We have a set S of keys. For membership queries (is k in S?), bloom filters often help us quickly determine that a key is not in the set. How can we filter range queries (is there a key from the range [k1,k2] in S?) ? 


You can solve this problem in time O(log n) using either Segment Trees or Fenwick Trees. With segment trees, you can ask the question is there a bitset in the range [a..b]? This question can be answered in time O(log n). Also, you can set (or unset) a single bit in time O(log n). Similarly with Fenwick Trees. Assumption: Keys k1, k2, etc... are integers  we must make this assumption so that we can make sense of the range [k1..k2]. 


Do you have control of the length of the ranges you want to test? If the range is small (k2  k1 < some smallish number), then you could just use the bloom filter from before and check each k in the range. 


You can make testing multiple values faster by making sure the low order byte / bits of one of the hashes are passed through the hash function intact. E.g. you have hash function f(x) and hash function g(x). You define f(x) such that f(x) = hash_function(x div 16) + x mod 16. When you search, you can search the 2 bytes (16 bits) surrounding the f(x) result for a 1 bit. If you find one, test the corresponding value for a hit. This means that you can search for matches 16 values at a time with a fast twobyte retrieval.
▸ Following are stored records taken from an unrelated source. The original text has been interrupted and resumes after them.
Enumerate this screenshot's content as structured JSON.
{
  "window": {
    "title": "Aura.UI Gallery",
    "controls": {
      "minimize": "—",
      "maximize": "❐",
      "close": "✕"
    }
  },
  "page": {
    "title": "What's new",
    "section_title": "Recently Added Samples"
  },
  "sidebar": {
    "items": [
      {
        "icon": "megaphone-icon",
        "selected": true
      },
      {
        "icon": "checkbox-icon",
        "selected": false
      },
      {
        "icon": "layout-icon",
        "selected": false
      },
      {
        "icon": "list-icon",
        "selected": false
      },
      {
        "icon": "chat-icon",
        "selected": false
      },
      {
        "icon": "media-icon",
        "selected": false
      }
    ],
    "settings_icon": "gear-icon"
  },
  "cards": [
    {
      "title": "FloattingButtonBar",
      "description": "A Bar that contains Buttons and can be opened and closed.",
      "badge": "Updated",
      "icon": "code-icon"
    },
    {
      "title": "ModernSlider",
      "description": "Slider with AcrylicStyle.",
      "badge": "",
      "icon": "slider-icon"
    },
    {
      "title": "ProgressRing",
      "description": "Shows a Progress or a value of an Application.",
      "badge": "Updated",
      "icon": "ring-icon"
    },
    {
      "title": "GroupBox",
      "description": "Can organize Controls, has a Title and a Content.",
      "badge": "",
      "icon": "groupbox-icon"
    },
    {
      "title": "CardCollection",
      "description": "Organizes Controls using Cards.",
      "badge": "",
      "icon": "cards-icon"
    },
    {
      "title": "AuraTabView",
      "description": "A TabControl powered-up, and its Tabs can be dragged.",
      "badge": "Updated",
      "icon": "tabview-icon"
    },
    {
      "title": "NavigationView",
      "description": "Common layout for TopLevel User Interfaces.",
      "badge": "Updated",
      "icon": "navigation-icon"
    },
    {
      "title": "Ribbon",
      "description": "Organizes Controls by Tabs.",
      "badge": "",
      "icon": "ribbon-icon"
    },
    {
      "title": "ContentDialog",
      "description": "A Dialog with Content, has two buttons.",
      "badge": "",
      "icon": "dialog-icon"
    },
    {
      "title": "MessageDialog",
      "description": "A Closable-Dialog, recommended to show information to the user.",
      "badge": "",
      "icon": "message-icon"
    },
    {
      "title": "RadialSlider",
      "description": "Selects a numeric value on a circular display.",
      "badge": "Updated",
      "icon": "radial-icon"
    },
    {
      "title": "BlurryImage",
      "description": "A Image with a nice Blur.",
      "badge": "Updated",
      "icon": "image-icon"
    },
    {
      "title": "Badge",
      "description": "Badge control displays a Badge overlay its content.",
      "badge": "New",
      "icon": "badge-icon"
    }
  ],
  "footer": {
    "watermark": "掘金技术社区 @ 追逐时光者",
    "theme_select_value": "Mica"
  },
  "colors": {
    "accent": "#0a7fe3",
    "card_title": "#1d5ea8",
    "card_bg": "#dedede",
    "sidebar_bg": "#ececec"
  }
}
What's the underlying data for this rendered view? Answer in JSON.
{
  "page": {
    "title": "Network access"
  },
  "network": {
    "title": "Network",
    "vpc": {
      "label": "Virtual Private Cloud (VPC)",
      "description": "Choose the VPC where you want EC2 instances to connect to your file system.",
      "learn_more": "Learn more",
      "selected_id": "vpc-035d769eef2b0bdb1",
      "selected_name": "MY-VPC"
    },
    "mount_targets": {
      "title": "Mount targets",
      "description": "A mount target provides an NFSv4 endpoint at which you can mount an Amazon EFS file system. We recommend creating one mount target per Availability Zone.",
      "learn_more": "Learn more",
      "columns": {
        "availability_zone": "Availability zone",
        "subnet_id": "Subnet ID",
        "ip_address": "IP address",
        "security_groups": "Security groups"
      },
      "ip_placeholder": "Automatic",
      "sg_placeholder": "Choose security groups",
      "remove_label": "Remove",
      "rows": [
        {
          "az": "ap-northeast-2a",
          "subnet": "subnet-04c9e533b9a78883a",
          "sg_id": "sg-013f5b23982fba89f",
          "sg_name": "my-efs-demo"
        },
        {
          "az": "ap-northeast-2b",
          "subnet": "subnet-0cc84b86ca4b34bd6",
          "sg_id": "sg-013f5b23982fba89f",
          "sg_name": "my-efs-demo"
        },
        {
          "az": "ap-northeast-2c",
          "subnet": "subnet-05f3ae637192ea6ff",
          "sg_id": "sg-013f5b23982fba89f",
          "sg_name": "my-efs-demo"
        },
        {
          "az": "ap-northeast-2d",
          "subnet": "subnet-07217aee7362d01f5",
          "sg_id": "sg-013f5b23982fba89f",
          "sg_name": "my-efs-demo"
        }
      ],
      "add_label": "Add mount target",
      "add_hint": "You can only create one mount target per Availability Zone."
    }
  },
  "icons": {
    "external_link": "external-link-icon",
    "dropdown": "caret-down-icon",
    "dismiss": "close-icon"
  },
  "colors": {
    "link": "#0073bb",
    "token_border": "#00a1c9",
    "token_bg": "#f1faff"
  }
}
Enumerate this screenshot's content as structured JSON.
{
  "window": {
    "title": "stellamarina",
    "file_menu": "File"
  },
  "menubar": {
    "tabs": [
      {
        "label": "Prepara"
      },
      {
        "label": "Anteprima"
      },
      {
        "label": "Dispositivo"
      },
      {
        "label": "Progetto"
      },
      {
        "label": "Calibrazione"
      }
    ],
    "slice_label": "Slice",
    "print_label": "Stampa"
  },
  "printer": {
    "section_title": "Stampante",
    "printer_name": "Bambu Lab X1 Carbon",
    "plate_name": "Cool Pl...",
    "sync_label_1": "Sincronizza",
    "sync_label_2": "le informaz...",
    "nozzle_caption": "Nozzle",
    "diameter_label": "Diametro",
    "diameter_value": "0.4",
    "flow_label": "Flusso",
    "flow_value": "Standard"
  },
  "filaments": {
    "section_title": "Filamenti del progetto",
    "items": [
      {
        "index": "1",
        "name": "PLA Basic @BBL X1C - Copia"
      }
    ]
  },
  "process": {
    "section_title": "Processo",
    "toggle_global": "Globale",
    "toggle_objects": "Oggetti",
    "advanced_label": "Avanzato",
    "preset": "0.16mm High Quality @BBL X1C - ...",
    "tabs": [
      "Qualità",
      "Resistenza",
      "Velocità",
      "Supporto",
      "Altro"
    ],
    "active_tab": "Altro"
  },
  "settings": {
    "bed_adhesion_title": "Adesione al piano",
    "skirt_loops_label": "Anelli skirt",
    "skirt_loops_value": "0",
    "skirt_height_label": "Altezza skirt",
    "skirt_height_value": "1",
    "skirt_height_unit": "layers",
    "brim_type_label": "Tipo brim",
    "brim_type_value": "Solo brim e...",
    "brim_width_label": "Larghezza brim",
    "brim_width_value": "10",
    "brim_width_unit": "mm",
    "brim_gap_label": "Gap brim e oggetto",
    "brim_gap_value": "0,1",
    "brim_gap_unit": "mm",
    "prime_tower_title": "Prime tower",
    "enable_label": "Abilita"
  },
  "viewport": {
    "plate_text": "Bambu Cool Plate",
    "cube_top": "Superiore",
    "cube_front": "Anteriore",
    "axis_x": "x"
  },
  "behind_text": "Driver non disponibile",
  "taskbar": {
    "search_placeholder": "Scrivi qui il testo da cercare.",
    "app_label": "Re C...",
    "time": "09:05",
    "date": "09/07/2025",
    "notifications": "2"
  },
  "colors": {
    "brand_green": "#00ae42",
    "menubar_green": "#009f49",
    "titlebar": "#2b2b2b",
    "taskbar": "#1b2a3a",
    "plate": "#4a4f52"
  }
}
Note that playing with the hash functions this way may affect your results in other ways.